- Who is most likely to get Edwards syndrome?
- Does trisomy 18 come from Mom or Dad?
- How do trisomy 18 babies die?
- Can Edwards syndrome be detected before birth?
- Do babies with Trisomy 18 suffer?
- Can you have normal pregnancy after Edwards syndrome?
- Can trisomy 18 happen twice?
- How old is the oldest person with Edwards syndrome?
- Does trisomy 18 run in families?
- Is Trisomy 18 more common in males or females?
- What does trisomy 18 look like?
- When can trisomy 18 be detected?
- Can Edwards syndrome be detected by ultrasound?
- What are markers for Trisomy 18?
- Can you get a false positive for trisomy 18?
Who is most likely to get Edwards syndrome?
Edwards syndrome occurs in all human populations, but is more prevalent in female offspring.
A healthy egg and/or sperm cell contains individual chromosomes, each of which contributes to the 23 pairs of chromosomes needed to form a normal cell with a typical human karyotype of 46 chromosomes..
Does trisomy 18 come from Mom or Dad?
For example, the chance of having a baby with Trisomy 18 is higher in older mothers. In other cases, Trisomy 18 can be inherited due to a familial chromosome rearrangement called a translocation. Trisomy 18 is never the result of anything a mother or father did, or didn’t do.
How do trisomy 18 babies die?
Most babies with trisomy 18 die before they are born. The majority of those who make it to term die within five to 15 days, usually due to severe heart and lung defects.
Can Edwards syndrome be detected before birth?
Edwards’ syndrome can be detected before birth.
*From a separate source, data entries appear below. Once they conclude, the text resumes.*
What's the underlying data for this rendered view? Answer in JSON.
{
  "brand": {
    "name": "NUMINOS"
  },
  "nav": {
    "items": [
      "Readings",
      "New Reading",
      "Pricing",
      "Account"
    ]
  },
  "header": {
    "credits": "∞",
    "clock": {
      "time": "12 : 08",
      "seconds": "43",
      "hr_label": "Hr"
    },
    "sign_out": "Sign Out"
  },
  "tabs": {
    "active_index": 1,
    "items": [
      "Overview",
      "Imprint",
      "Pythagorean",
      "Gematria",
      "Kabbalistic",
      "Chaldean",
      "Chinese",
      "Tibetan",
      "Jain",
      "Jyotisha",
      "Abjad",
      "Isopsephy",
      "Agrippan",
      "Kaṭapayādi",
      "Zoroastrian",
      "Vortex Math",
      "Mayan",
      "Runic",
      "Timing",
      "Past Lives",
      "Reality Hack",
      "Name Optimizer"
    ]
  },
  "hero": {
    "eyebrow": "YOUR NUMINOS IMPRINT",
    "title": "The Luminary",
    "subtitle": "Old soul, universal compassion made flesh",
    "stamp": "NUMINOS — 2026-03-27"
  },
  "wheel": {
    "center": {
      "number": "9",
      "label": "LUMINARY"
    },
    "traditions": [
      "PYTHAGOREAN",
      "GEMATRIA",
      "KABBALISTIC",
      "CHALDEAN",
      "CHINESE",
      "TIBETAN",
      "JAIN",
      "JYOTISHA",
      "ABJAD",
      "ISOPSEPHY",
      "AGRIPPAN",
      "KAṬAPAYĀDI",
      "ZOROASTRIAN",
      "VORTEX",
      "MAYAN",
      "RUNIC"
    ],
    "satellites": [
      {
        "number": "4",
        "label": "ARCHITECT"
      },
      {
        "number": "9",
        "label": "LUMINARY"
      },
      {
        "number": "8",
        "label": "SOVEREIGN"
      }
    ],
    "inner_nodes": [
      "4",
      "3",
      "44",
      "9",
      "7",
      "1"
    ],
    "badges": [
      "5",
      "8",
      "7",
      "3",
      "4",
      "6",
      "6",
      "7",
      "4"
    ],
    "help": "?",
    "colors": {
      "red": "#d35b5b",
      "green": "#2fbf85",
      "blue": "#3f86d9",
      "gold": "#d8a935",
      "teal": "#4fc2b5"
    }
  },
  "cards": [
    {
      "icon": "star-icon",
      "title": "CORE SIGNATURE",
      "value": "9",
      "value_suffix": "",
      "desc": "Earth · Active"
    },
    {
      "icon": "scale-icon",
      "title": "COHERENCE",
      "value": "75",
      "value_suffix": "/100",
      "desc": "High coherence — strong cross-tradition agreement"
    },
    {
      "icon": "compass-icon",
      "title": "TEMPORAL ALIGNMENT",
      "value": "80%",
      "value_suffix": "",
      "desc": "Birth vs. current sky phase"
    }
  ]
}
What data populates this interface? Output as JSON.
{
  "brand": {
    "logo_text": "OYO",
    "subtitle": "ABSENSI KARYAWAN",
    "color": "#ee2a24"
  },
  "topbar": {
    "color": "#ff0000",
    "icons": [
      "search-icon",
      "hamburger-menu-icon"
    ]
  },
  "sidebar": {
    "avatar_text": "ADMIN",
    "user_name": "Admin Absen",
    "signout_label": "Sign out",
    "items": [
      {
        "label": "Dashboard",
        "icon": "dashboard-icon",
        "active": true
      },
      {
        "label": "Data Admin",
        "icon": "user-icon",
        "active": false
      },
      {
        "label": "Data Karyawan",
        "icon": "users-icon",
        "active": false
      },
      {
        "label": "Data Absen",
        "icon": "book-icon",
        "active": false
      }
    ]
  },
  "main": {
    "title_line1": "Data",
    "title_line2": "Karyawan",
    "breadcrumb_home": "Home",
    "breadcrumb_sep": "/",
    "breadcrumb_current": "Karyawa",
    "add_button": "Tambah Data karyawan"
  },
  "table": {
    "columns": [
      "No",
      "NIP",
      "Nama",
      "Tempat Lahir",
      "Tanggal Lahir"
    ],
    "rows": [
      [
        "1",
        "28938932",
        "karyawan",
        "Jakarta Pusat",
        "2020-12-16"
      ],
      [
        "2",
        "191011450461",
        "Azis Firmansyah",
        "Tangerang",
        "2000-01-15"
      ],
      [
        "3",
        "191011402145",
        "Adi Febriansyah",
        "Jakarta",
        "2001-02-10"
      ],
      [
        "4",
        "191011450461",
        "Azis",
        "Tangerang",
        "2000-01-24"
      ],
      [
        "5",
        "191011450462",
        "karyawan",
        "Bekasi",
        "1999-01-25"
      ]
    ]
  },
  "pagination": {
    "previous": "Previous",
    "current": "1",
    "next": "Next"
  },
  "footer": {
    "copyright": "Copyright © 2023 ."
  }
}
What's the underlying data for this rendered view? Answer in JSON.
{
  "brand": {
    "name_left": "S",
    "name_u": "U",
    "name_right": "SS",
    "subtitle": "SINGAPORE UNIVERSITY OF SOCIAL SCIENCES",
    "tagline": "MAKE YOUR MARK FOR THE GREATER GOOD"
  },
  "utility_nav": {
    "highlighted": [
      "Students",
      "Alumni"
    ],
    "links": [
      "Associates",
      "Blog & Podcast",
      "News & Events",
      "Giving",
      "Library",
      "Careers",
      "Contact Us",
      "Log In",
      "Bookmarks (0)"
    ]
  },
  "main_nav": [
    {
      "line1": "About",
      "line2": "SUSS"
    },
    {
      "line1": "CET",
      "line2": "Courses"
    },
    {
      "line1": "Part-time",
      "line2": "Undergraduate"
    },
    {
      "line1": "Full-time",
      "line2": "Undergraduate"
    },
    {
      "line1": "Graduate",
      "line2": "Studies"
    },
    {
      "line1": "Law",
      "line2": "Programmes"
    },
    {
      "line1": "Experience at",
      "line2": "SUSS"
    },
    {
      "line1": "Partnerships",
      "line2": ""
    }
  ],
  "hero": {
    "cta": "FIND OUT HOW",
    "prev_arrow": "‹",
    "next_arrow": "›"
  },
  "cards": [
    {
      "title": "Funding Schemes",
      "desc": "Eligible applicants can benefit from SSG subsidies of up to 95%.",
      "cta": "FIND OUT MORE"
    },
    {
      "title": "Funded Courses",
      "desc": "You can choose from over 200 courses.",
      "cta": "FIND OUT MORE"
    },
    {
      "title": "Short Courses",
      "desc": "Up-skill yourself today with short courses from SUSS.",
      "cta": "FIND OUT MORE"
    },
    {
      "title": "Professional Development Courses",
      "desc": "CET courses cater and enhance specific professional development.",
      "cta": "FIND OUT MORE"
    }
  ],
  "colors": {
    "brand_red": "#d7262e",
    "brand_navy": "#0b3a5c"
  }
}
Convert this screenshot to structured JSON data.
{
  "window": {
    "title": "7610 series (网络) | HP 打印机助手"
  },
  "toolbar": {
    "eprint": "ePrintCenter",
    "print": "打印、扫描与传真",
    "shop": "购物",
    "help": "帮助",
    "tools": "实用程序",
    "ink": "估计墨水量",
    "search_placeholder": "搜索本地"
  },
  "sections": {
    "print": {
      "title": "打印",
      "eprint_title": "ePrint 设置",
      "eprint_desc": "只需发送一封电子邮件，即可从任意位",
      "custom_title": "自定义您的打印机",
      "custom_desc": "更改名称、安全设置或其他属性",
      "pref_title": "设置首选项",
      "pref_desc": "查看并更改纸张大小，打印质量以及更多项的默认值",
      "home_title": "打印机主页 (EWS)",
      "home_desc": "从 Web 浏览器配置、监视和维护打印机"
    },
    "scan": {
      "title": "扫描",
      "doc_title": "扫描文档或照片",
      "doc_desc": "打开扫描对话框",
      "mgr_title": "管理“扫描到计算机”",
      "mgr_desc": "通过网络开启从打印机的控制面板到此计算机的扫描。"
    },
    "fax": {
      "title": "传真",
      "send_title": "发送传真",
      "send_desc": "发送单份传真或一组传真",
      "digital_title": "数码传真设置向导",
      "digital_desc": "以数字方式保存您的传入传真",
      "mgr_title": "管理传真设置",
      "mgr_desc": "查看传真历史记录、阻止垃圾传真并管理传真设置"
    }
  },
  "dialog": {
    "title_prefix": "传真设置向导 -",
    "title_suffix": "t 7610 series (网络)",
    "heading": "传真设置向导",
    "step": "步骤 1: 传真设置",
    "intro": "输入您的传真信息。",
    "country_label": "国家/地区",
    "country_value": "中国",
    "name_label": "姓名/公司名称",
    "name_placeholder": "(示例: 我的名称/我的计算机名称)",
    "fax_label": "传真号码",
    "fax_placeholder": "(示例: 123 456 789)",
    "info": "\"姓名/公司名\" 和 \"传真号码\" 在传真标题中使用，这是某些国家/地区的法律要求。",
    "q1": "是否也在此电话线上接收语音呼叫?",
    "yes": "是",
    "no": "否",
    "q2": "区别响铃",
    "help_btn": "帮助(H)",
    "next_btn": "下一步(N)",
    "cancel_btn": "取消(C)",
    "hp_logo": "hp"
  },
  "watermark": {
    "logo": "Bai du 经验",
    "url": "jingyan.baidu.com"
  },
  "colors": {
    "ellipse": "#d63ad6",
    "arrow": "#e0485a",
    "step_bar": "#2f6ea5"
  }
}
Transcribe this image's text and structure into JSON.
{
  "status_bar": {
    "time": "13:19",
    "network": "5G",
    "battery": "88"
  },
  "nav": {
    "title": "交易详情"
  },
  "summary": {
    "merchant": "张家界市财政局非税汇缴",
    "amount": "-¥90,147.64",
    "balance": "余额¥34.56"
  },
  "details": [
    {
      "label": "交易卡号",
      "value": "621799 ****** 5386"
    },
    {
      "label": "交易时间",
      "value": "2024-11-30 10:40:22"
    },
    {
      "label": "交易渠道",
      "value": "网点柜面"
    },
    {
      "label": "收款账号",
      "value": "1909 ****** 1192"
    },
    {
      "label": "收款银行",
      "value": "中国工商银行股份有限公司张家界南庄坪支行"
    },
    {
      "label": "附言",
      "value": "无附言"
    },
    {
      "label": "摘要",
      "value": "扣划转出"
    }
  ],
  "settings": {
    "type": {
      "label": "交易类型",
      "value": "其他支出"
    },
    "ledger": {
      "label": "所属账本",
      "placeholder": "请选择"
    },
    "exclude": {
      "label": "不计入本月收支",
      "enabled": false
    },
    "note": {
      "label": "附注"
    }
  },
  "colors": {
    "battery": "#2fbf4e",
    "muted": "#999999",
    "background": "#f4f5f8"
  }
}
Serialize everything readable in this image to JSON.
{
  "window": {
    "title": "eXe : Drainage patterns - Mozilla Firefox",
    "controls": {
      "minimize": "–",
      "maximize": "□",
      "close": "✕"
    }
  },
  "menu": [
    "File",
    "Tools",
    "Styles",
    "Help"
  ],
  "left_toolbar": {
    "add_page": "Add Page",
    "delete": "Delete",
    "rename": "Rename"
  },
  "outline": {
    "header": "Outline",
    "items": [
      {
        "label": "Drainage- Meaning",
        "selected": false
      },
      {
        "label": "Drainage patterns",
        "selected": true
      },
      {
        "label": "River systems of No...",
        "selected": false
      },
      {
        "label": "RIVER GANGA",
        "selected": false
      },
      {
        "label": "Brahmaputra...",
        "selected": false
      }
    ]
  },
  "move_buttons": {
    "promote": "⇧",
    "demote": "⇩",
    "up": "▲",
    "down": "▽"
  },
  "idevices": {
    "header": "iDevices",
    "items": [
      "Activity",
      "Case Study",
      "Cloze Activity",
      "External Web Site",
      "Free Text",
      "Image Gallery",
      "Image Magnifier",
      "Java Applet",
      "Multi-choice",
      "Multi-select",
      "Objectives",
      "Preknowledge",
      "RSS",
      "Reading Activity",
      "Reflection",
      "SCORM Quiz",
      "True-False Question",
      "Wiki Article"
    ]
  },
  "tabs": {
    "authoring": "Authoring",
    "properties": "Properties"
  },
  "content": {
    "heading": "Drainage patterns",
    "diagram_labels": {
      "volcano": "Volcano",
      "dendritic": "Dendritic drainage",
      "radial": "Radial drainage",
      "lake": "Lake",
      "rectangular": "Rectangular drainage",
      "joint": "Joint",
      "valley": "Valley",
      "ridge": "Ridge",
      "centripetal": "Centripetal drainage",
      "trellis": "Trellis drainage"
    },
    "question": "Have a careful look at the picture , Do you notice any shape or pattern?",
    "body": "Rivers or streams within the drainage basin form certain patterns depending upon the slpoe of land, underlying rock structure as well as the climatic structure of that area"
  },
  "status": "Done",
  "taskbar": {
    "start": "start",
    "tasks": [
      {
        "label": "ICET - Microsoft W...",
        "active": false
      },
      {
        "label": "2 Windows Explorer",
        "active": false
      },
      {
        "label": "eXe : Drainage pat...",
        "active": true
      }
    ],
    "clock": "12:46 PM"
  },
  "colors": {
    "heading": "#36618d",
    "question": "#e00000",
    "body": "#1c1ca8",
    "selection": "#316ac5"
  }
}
If a pregnant woman is older than 35, has a family history of genetic abnormalities, has previously conceived a child with a genetic abnormality, or has suffered earlier miscarriages, she may undergo tests to determine whether her child carries genetic abnormalities.
Do babies with Trisomy 18 suffer?
Babies with trisomy 18 appear thin and frail. They fail to thrive and have problems feeding. Trisomy 18 causes a small head size, with the back of the head (occiput) prominent. Ears are usually low set on the head.
Can you have normal pregnancy after Edwards syndrome?
If you are caring for a baby or child with Patau’s or Edwards’ Syndrome you will have to take into consideration the extra work that a new baby will bring. However, many parents in this situation successfully embark on another pregnancy while caring for their baby or child who has a trisomy.
Can trisomy 18 happen twice?
What is the recurrence risk for trisomy 18? The recurrence risk for trisomy 18 depends on the type of trisomy 18 in an affected family member (full, mosaic, or partial trisomy 18). The recurrence risk for a family with a child with full trisomy 18 is usually stated as 1% (1 in 100).
How old is the oldest person with Edwards syndrome?
Something went wrong. OKLAHOMA CITY — An Oklahoma City woman just became the likely second-oldest person in the world with her genetic disorder. Megan Hayes recently celebrated her 40th birthday and she has Trisomy 18, or Edwards syndrome.
Does trisomy 18 run in families?
Trisomy 18 does not typically run in families. Occasionally, one parent may have a chromosome rearrangement that increases the chance of having children with chromosome differences.
Is Trisomy 18 more common in males or females?
Trisomy 18 affects females more frequently than males by a ratio of three or four to one. Large population surveys indicate that it occurs in about one in 5,000 to 7,000 live births.
What does trisomy 18 look like?
Other features of trisomy 18 include a small, abnormally shaped head; a small jaw and mouth; and clenched fists with overlapping fingers . Due to the presence of several life-threatening medical problems, many individuals with trisomy 18 die before birth or within their first month.
When can trisomy 18 be detected?
Chromosomal abnormalities such as trisomy 18 and 13 can be diagnosed before birth by analyzing cells in the amniotic fluid (amniocentesis) or from the placenta.
Can Edwards syndrome be detected by ultrasound?
A screening test for Down’s syndrome, Edwards’ syndrome and Patau’s syndrome is available between weeks 10 and 14 of pregnancy. It’s called the combined test because it combines an ultrasound scan with a blood test. The scan can be carried out at the same time as the pregnancy dating scan.
What are markers for Trisomy 18?
The most common soft sonographic markers detected in the late first/early second trimester are the increased nuchal translucency thickness and the absence or hypoplasia of the nasal bone [34-36]; the screening by assessment of nuchal fold and nasal bone identifies 66.7% of cases with trisomy 18 (and 13) .
Can you get a false positive for trisomy 18?
The most likely explanation for this high risk result is that the baby has trisomy 18. Less commonly, some high risk NIPT results are ‘false positive’ results. A false positive result means that although NIPT indicates a high risk of trisomy 18, the baby does not have trisomy 18.